An elusive large black hole was spotted by NASA’s Hubble Space Telescope which was discovered to be 50,000 times the mass of the Sun and was seen tearing apart a wandering star in a distant galaxy.
The black hole was found 740 million light-years away from earth
Astronomers found this mid-sized, intermediate-mass black hole using the Hubble Space Telescope and their X-Ray observatories.
Scientists from The University of New Hampshire in Durham, UK said that this space object is about 50,000 times larger than the Sun and has been considered as a “missing link” to the universe’s evolution.
They also said that it is larger than previous black holes that were created by the collapse of giant stars. At the same time, however, it is also smaller when compared to a supermassive black hole located at the center of the galaxy.
A black hole such as this can be found in other parts of the galaxy, unlike other giant black holes like the Sagittarius A* that can be found in the Milky Way and is considered to be a supermassive black hole. This particular black hole is can be difficult to find and spot. In this case, it was only spotted because of its relationship with a wayward star.
The research from NASA’s Chandra X-ray Observatory, the European Space Agency X-ray Multi-Mirror Mission observatory and the Hubble Space Telescope led to this major discovery in the solar system.
The exact origin of the black hole is still blurry
According to DailyMail, Dacheng Lin of the University of New Hampshire stated that “Intermediate-mass black holes are very elusive objects, and so it is critical to carefully consider and rule out alternative explanations for each candidate.” Lin, along with his team, used the Hubble to trace clues and hints.
High-energy satellites detected compelling and powerful x-ray flares, though it was not clear whether they originated and came from inside or outside our galaxy.
These scientists also pointed out that a star was torn apart by the black hole after approaching too close.
Natalie Webb, one of the members of a team at the Université de Toulouse in France said that “Adding further X-ray observations allowed us to understand the total energy output and this helps us to understand the type of star that was disrupted by the black hole. The distant destroyer doesn’t have an inspirational name – it was from an X-ray source called 3XMM J215022.4-055108 and wasn’t found at the center of a galaxy.”

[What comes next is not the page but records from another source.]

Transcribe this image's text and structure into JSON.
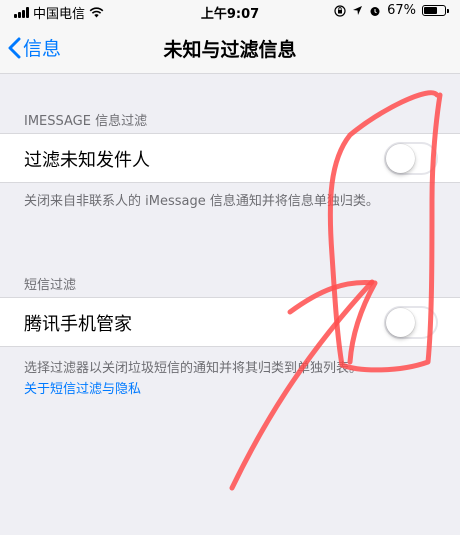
{
  "status_bar": {
    "carrier": "中国电信",
    "time": "上午9:07",
    "battery_percent": "67%",
    "battery_level": 0.67,
    "icons": [
      "signal-icon",
      "wifi-icon",
      "lock-rotation-icon",
      "location-icon",
      "alarm-icon",
      "battery-icon"
    ]
  },
  "nav": {
    "back_label": "信息",
    "title": "未知与过滤信息"
  },
  "imessage_section": {
    "header": "IMESSAGE 信息过滤",
    "row_label": "过滤未知发件人",
    "toggle_on": false,
    "footer": "关闭来自非联系人的 iMessage 信息通知并将信息单独归类。"
  },
  "sms_section": {
    "header": "短信过滤",
    "row_label": "腾讯手机管家",
    "toggle_on": false,
    "footer": "选择过滤器以关闭垃圾短信的通知并将其归类到单独列表。",
    "link": "关于短信过滤与隐私"
  },
  "colors": {
    "accent": "#007aff",
    "background": "#efeff4",
    "annotation": "#ff4d4d"
  }
}
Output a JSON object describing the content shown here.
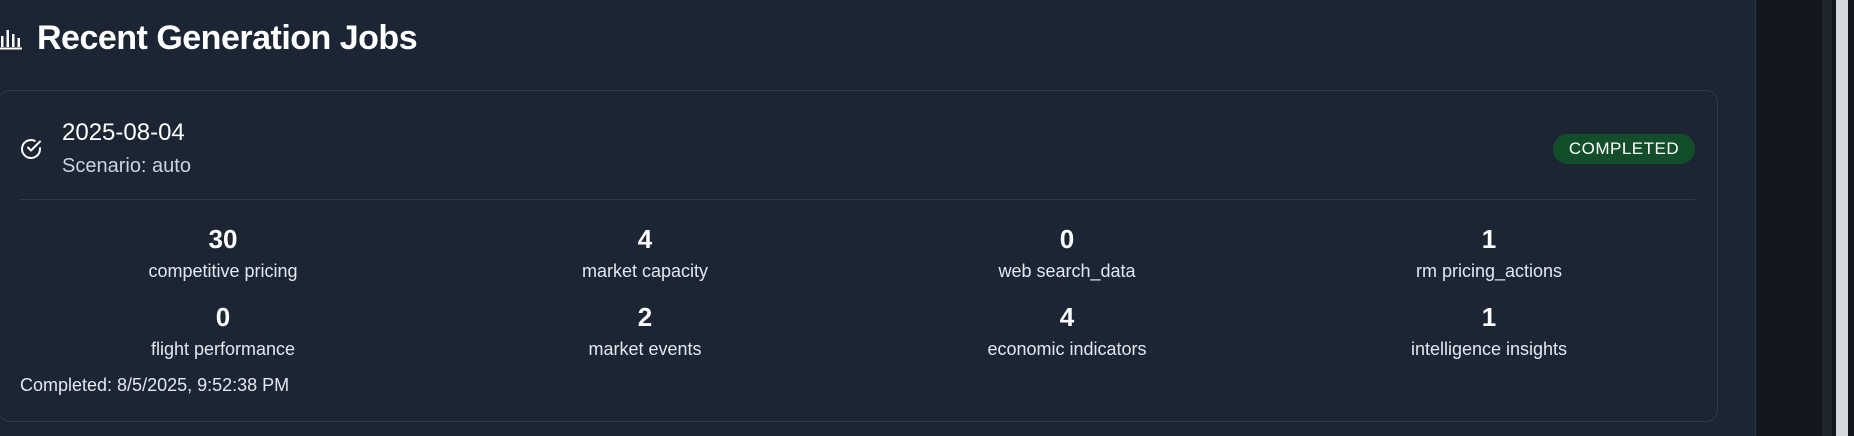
{
  "header": {
    "title": "Recent Generation Jobs",
    "icon": "bar-chart-icon"
  },
  "job": {
    "date": "2025-08-04",
    "scenario": "Scenario: auto",
    "status": "COMPLETED",
    "status_icon": "check-circle-icon",
    "status_color": "#134e2a",
    "completed_at": "Completed: 8/5/2025, 9:52:38 PM",
    "stats": [
      {
        "value": "30",
        "label": "competitive pricing"
      },
      {
        "value": "4",
        "label": "market capacity"
      },
      {
        "value": "0",
        "label": "web search_data"
      },
      {
        "value": "1",
        "label": "rm pricing_actions"
      },
      {
        "value": "0",
        "label": "flight performance"
      },
      {
        "value": "2",
        "label": "market events"
      },
      {
        "value": "4",
        "label": "economic indicators"
      },
      {
        "value": "1",
        "label": "intelligence insights"
      }
    ]
  }
}
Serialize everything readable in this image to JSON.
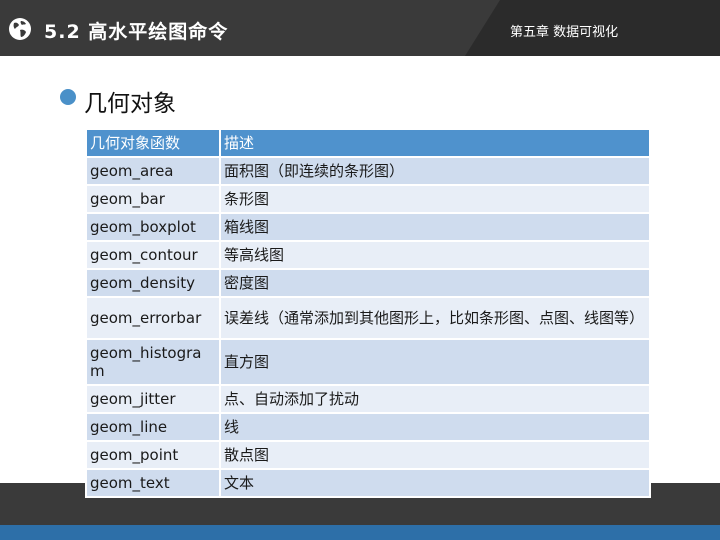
{
  "header": {
    "title": "5.2 高水平绘图命令",
    "chapter": "第五章 数据可视化"
  },
  "section": {
    "title": "几何对象"
  },
  "table": {
    "headers": [
      "几何对象函数",
      "描述"
    ],
    "rows": [
      {
        "func": "geom_area",
        "desc": "面积图（即连续的条形图）"
      },
      {
        "func": "geom_bar",
        "desc": "条形图"
      },
      {
        "func": "geom_boxplot",
        "desc": "箱线图"
      },
      {
        "func": "geom_contour",
        "desc": "等高线图"
      },
      {
        "func": "geom_density",
        "desc": "密度图"
      },
      {
        "func": "geom_errorbar",
        "desc": "误差线（通常添加到其他图形上，比如条形图、点图、线图等）"
      },
      {
        "func": "geom_histogram",
        "desc": "直方图"
      },
      {
        "func": "geom_jitter",
        "desc": "点、自动添加了扰动"
      },
      {
        "func": "geom_line",
        "desc": "线"
      },
      {
        "func": "geom_point",
        "desc": "散点图"
      },
      {
        "func": "geom_text",
        "desc": "文本"
      }
    ]
  },
  "colors": {
    "header_bg": "#3a3a3a",
    "accent": "#4f92cd",
    "row_dark": "#cfdcee",
    "row_light": "#e8eef7",
    "bottom_strip": "#2d6fa8"
  },
  "icons": {
    "header": "globe-icon",
    "bullet": "bullet-dot-icon"
  }
}
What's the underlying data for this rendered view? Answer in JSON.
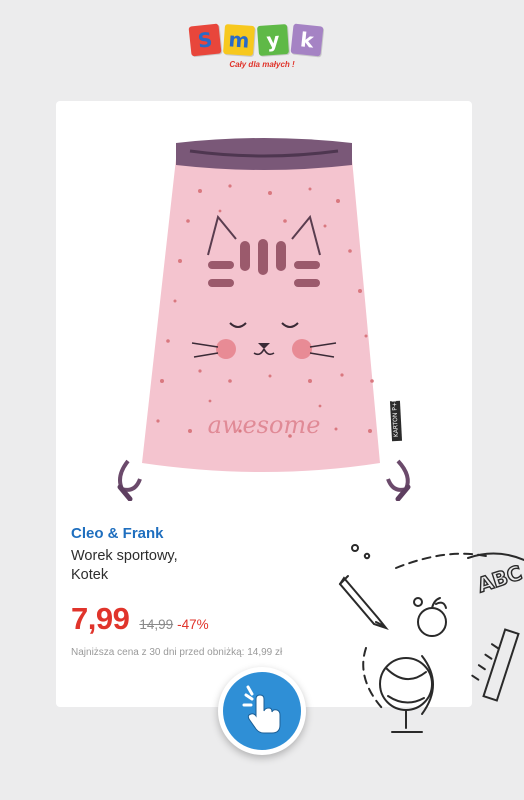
{
  "brand_logo": {
    "letters": [
      "S",
      "m",
      "y",
      "k"
    ],
    "tagline": "Cały dla małych !"
  },
  "product": {
    "brand": "Cleo & Frank",
    "name": "Worek sportowy,\nKotek",
    "price": "7,99",
    "old_price": "14,99",
    "discount": "-47%",
    "lowest_price_note": "Najniższa cena z 30 dni przed obniżką: 14,99 zł",
    "image_print_text": "awesome",
    "image_tag_text": "KARTON P+P"
  },
  "doodle_text": "ABC",
  "tap_button": {
    "icon": "tap-hand-icon"
  },
  "colors": {
    "price_red": "#e0342b",
    "brand_blue": "#1f6fbf",
    "button_blue": "#2f8fd6",
    "bag_pink": "#f4c4cf"
  }
}
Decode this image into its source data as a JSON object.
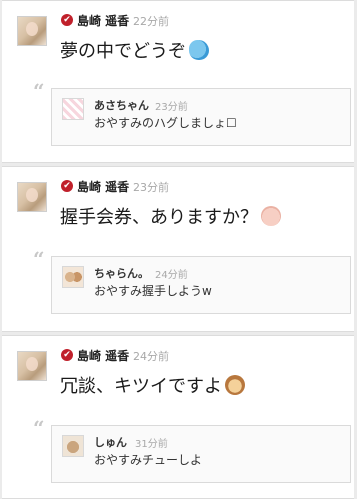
{
  "posts": [
    {
      "author": "島崎 遥香",
      "time": "22分前",
      "text": "夢の中でどうぞ",
      "emoji": "fish-emoji",
      "reply": {
        "author": "あさちゃん",
        "time": "23分前",
        "text": "おやすみのハグしましょ☐"
      }
    },
    {
      "author": "島崎 遥香",
      "time": "23分前",
      "text": "握手会券、ありますか？",
      "emoji": "raised-hand-emoji",
      "reply": {
        "author": "ちゃらん。",
        "time": "24分前",
        "text": "おやすみ握手しようw"
      }
    },
    {
      "author": "島崎 遥香",
      "time": "24分前",
      "text": "冗談、キツイですよ",
      "emoji": "monkey-face-emoji",
      "reply": {
        "author": "しゅん",
        "time": "31分前",
        "text": "おやすみチューしよ"
      }
    }
  ],
  "icons": {
    "verified": "✔",
    "quote": "“"
  },
  "colors": {
    "verified_badge": "#c0202b",
    "timestamp": "#a8a8a8",
    "background": "#ebebeb"
  }
}
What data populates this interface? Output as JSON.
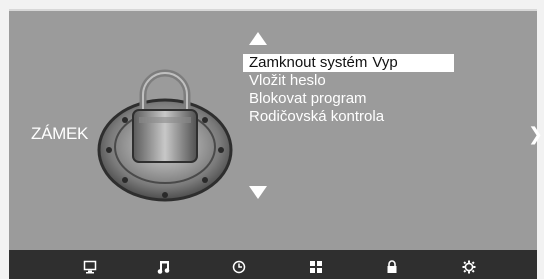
{
  "category": {
    "label": "ZÁMEK",
    "illustration_icon": "padlock-manhole-icon"
  },
  "menu": {
    "up_icon": "up-arrow-icon",
    "down_icon": "down-arrow-icon",
    "items": [
      {
        "label": "Zamknout systém",
        "value": "Vyp",
        "selected": true
      },
      {
        "label": "Vložit heslo",
        "selected": false
      },
      {
        "label": "Blokovat program",
        "selected": false
      },
      {
        "label": "Rodičovská kontrola",
        "selected": false
      }
    ]
  },
  "nav": {
    "next_glyph": "❯",
    "next_icon": "next-page-icon"
  },
  "bottom_bar": {
    "icons": [
      "monitor-icon",
      "music-icon",
      "clock-icon",
      "grid-icon",
      "lock-icon",
      "gear-icon"
    ],
    "active_icon": "lock-icon"
  },
  "colors": {
    "screen_bg": "#9b9b9b",
    "bar_bg": "#2f2f2f",
    "highlight": "#ffffff"
  }
}
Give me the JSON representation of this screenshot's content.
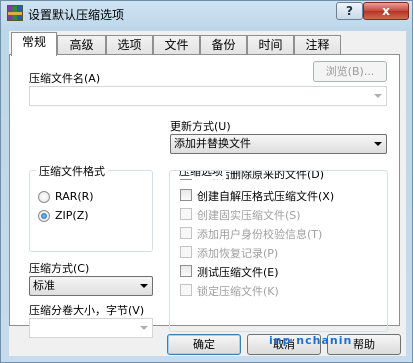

They had to try and determine that this did not come from a neutron star–a dense remnant of an exploded star–which was just cooling off after being burned and heated at a very high temperature.
The research allowed astronomers to open the door to the possibility that there are a lot more massive and impressive objects that are lurking in the darkness of space.
Lin and his team will continue to study black holes as they arguably the most extreme environment known to humankind. They serve as a good testing ground when it comes to studying of laws of physics.